The Mufti of Al-Aqsa, Muhammed Hussein, denounced the whole reconstruction project during his sermon during Friday prayers at Al-Aqsa Mosque in the Old City of East Jerusalem on 13 June. The Mufti reportedly told worshippers that information now available indicates that the temporary wooden bridge that allows non-Muslimtourists and visitors to the Haram ash-Sharif (Mosque Esplanade) is to be replaced bya “steel bridge”.

This structure, the Mufti reportedly complained, would allow easier and faster accessfor the Israeli police and security forces, and would also expand the area currentlyavailable for Jewish women to pray in their separate section in the southern area ofthe Plaza facing the Western or Wailing Wall, which is below the southern end of the Mosque Esplanade.

In fact, some Palestinians in Jerusalem say, the proposed ramp appeared (in the original Israel plan) designed mainly to serve the Israeli security forces, and was wide enough for an armed vehicle to get quickly up into the Haram ash-Sharif if riots break out.

Seidemann said that there were proposals for a structure strong enough to hold 300Israeli police standing on the ramp at one time, in full gear.

However, he added, agreement has now been reached that the new ramp should not be a new security tool, but should instead restore the “status quo ante” – meaning that theramp should provide only pedestrian access, and that it should not substantially change the physiognomy of the site.

While the new design may give somewhat better access for Israeli security forces, Seidemann said, it will also provide greater accessibility for the handicapped, for the

Mughrabi Gate entrance to Haram ash-Sherif - 12 June 2008. Source: Marian Houk

first time – including for Muslims with disabilities.

The Regional Planning Committee, Seidemann said, appears to be “trying to dothe right thing … Their public hearing was very civil and intelligent”. By contrast, according to Seidemann, the non-binding hearings held earlier at the JerusalemMunicipality had been “hostile, primitive, and racist”.

The Haram ash-Sharif is “the volcanic core of the conflict, and fundamental extremists on both sides are trying to take advantage of the situation”, he said.

So, Seidemann noted, “This is not over”. The Regional Planning Committee still has to sign off on the revised plan before a building permit is issued, he said, and the revised plan could be “upgraded to something close to what is acceptable toJordanians, the Waqf and UNESCO, or it could degenerate into something close to the original plan”.

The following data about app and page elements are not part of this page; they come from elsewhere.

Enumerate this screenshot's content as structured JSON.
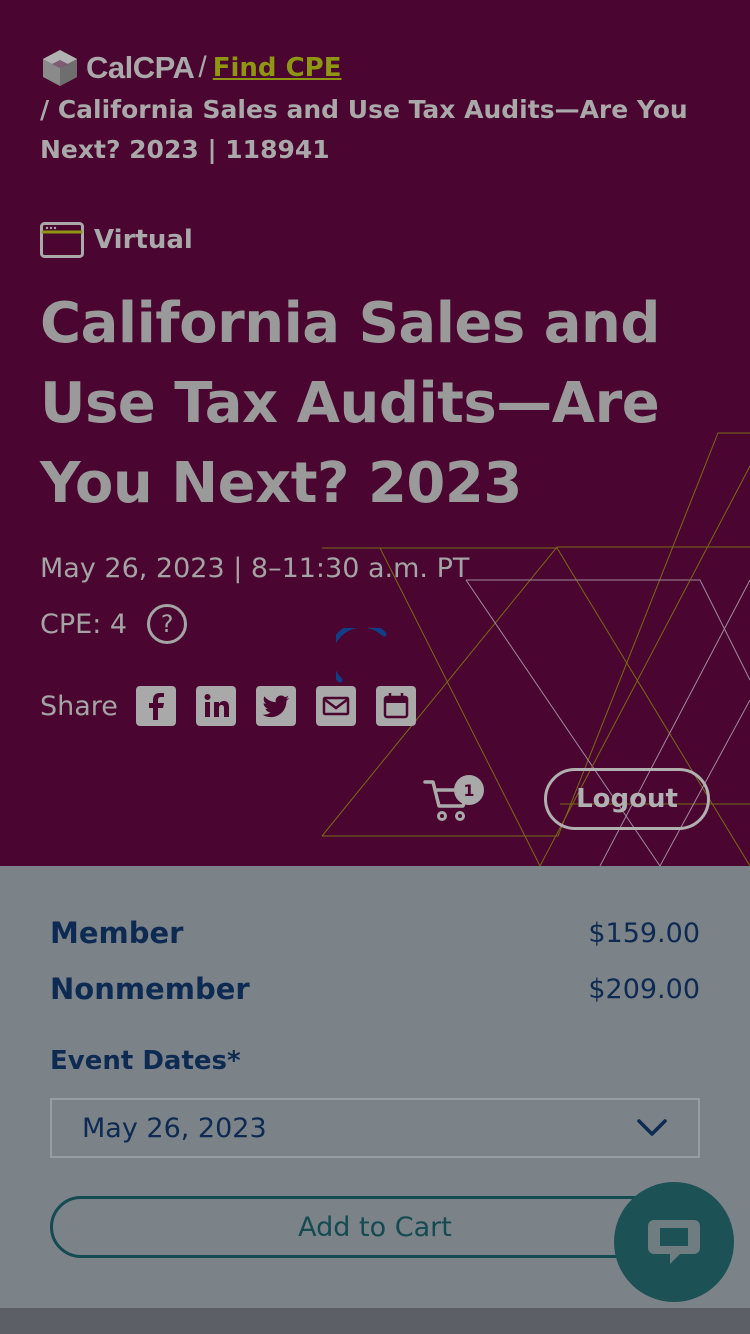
{
  "breadcrumb": {
    "logo_text": "CalCPA",
    "sep": "/",
    "link_label": "Find CPE",
    "current": "/ California Sales and Use Tax Audits—Are You Next? 2023 | 118941"
  },
  "event": {
    "format_label": "Virtual",
    "title": "California Sales and Use Tax Audits—Are You Next? 2023",
    "date_time": "May 26, 2023 | 8–11:30 a.m. PT",
    "cpe_label": "CPE: 4",
    "help_glyph": "?"
  },
  "share": {
    "label": "Share",
    "buttons": [
      "facebook-icon",
      "linkedin-icon",
      "twitter-icon",
      "email-icon",
      "calendar-icon"
    ]
  },
  "header_actions": {
    "cart_count": "1",
    "logout_label": "Logout"
  },
  "pricing": {
    "rows": [
      {
        "label": "Member",
        "price": "$159.00"
      },
      {
        "label": "Nonmember",
        "price": "$209.00"
      }
    ],
    "dates_label": "Event Dates*",
    "selected_date": "May 26, 2023",
    "add_to_cart_label": "Add to Cart"
  },
  "colors": {
    "hero_bg": "#4a0530",
    "link_accent": "#8e9612",
    "navy_text": "#0d2a52",
    "teal": "#144a52"
  }
}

The next developments will require continued attention, monitoring and vigilance,Seidemann added, and “To fall asleep at the watch now would be exactly the wrong thing to do”.